You’re at greater risk of infection when you’re pregnant, but can take some simple steps to help stay healthy

The immune system becomes weaker in pregnancy. So pregnant women are more at risk of infections

Some infections can increase the risk of stillbirth (when an unborn baby dies after 24 or more weeks of pregnancy). And some can lead to health problems for you and your baby. Examples are toxoplasmosis and cytomegalovirus (CMV) 

You can take steps to reduce your risk of infection

  • Be strict about good hygiene – wash your hands before and after handling food, going to the toilet and after sneezing and blowing your nose
  • Have the seasonal flu jab (vaccination). Flu in pregnancy is fatal for a small number of pregnant women, and the flu jab can help protect you. It will also pass some protection onto your baby, which should last for the first few months of your baby’s life. Your midwife or GP will offer you this free of charge. It’s safe to have at any stage of pregnancy
  • Avoid unprotected sexual contact if your partner has genital herpes, and avoid oral sex from a partner with a cold sore on their mouth. Wash your hands if you touch the sores
  • Wherever possible, keep away from people with infectious illnesses, whether it’s diarrhoea and sickness or one of the childhood illnesses, such as chickenpox or parvovirus (slapped cheek)
  • Follow the advice from your midwife or GP about foods to avoid in pregnancy (or see further information at the end of this page)
  • The bacteria ‘group B streptococcus’ (GBS, or group B strep) is common in women but thought to be mostly harmless. In some pregnancies, it can be passed on to the baby around the time of delivery. In rare cases, it can lead to serious illness or stillbirth. NHS guidelines describe the pregnancies where this is a risk and recommend that the woman has antibiotics during labour (see more information below)
  • As far as possible, avoid contact with anyone with measles when you are pregnant. If you get measles while you're pregnant, it could harm your baby. If you think you’ve been in close contact with someone who has measles, or may have measles yourself, it’s important to contact your GP straight away for advice. If you've had two MMR vaccinations (usually in childhood) you will be protected against measles. However, measles vaccination is not recommended while you are pregnant. (See more information about measles below.)


At a glance – signs you may have an infection

If you have one or more of these, phone your midwife or GP for advice. This isn’t a full list of symptoms of infection. In general, if you feel unwell, call your GP or maternity unit
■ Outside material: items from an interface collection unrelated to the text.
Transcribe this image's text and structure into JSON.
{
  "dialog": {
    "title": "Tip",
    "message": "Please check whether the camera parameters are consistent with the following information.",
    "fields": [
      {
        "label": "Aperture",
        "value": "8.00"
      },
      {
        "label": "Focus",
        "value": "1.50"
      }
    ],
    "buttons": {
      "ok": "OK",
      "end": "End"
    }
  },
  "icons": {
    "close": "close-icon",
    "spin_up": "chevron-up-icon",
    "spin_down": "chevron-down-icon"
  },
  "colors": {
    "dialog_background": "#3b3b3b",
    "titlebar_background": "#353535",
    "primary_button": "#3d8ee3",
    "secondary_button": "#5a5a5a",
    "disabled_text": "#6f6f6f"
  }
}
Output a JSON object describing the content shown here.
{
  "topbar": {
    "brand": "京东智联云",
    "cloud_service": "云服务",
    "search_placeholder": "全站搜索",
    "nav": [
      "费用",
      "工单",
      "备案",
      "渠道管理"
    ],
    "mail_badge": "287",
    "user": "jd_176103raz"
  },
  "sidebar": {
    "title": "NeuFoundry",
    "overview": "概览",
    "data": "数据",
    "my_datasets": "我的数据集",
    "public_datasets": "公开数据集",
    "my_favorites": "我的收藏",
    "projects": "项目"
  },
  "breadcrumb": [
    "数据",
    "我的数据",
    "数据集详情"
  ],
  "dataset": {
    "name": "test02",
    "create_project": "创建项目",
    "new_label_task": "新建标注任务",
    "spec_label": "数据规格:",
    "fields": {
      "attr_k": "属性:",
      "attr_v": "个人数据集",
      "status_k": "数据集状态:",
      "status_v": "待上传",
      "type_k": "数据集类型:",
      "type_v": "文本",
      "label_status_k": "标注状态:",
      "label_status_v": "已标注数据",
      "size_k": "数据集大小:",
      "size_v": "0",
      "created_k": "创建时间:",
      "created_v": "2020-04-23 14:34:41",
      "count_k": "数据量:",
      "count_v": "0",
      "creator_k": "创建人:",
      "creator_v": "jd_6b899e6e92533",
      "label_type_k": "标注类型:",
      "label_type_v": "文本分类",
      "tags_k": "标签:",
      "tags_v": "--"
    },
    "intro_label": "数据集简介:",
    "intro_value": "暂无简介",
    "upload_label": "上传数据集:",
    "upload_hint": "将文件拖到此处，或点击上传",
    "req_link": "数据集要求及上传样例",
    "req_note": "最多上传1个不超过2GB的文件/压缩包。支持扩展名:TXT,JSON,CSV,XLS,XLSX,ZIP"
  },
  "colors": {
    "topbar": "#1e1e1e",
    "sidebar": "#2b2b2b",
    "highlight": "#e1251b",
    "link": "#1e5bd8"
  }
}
  • Sore throat
  • Generally feeling unwell/more tired than usual
  • High temperature
  • Sickness (vomiting or diarrhoea)
  • Vaginal bleeding
  • Soreness around the vagina
  • Tingling, burning or itching sensation in the area around the vagina and bottom (the feeling might continue down the leg) 
  • Painful red blisters that burst, leaving sores in the area around the vagina, bottom and thighs
  • Vaginal discharge that’s smelly or unusual for you
This film about reducing the chance of an infection was produced for Our Chance, a campaign by the charities Sands and Best Beginnings to raise awareness of health issues in pregnancy